Because of the rapid shift from in-person to virtual annual meetings mandated by COVID-19 health and safety concerns, many companies held first-time virtual-only meetings, with both management and shareholders exploring the process in real time.  Not surprising, reports of virtual meeting glitches soon began to emerge.

Twenty minutes into the virtual-only annual meeting of Goodyear Tire & Rubber Company, shareholder John Chevedden was presenting his shareholder proposal (to allow shareholders to vote on bylaw and charter amendments) when the microphone cut out.  Chevedden filed a shareholder alert with the SEC requesting that the polls be reopened so Goodyear shareholders can vote based on the full text of his proposal presentation.  So far, no word from Goodyear on Chevedden’s allegation that management cut off the microphone.

Earlier this week, the Council of Institutional Investors (CII) sent to a letter to the SEC Investor Advisory Committee expressing concern about some virtual-only annual meetings early in the 2020 proxy season, citing anecdotal reports of problems including:

  • Shareholders struggling to log into meetings, in part due to control number snafus;
  • Inability to ask questions in some cases if the shareholder voted in advance by proxy;
  • Shareholders unable to ask questions during the meeting;
  • Possible cherry-picking of questions asked by shareholders and lack of transparency on questions asked by shareholders; and
  • Confusion on channels for shareholder participation, with shareholder proposal proponents required to use a different line than that used for general shareholders.

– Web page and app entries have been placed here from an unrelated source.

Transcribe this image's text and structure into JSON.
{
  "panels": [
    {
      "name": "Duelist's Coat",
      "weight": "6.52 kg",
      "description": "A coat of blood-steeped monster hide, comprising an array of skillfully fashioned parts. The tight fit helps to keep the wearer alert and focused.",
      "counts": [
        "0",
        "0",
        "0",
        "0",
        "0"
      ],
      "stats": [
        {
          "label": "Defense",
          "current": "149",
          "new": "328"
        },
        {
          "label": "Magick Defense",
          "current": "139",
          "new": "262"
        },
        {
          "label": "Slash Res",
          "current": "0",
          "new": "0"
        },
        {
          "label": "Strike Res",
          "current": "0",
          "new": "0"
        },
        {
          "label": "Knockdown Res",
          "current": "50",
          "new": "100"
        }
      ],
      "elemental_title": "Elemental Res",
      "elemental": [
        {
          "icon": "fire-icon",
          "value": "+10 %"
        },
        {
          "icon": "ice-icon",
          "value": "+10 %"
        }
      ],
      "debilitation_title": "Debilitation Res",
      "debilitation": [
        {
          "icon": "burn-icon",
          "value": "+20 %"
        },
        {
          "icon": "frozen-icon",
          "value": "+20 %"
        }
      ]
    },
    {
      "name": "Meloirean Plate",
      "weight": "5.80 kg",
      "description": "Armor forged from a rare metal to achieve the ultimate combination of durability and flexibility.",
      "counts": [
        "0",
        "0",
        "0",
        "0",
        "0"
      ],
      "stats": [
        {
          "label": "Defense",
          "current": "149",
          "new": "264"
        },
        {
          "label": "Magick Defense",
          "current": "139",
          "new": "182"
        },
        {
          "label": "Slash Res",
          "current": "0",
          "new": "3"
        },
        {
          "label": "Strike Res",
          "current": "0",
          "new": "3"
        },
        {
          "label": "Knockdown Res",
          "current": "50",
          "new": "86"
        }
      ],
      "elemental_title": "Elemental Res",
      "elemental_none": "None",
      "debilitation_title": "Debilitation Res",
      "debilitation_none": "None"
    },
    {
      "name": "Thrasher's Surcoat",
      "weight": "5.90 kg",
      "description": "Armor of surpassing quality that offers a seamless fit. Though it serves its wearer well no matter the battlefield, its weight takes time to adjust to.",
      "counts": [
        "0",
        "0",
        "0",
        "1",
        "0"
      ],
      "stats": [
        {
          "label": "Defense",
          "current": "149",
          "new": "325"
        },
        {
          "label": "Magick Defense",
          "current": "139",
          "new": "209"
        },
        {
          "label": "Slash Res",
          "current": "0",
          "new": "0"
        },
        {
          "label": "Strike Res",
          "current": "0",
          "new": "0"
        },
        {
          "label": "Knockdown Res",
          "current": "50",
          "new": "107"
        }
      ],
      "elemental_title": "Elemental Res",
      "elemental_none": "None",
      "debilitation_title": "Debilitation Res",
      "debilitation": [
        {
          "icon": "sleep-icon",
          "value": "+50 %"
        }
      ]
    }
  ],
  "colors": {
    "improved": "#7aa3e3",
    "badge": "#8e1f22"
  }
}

The CII urged public companies to mitigate the log-in and connectivity issues by providing the ability for guests to listen to a meeting without logging in.  The position of the CII is that “[p]ublic company shareholder meetings are public events and involve public disclosure, and prospective shareholders and other market participants should be able to listen.”

The CII went on to encourage the SEC to complete its rulemaking for universal proxies and also to require proxy statement disclosure for companies holding virtual annual meetings to explain how companies are complying with state law rules about shareholder ability to participate in meetings.  The CII also suggested that proxy statements include an electronic address for contacting a board representative and for communications on shareholder proposals or other shareholder concerns.

In remarks at the May 4 special meeting of the Investor Advisory Committee, Commissioner Hester M. Peirce stated, “I also look forward to the hearing your observations on shareholder engagement at the virtual shareholder meetings that have been held since the pandemic began.  Since state law governs much of this engagement, I hope that feedback and discussions will be focused on the touchpoints with the federal securities laws.”

Companies with virtual annual meetings still to come may want to consider some of the concerns raised by CII and coordinate with their remote meeting provider to put plans in place to address some of these recurring issues.  Stay tuned for likely further SEC guidance on virtual annual meetings going forward.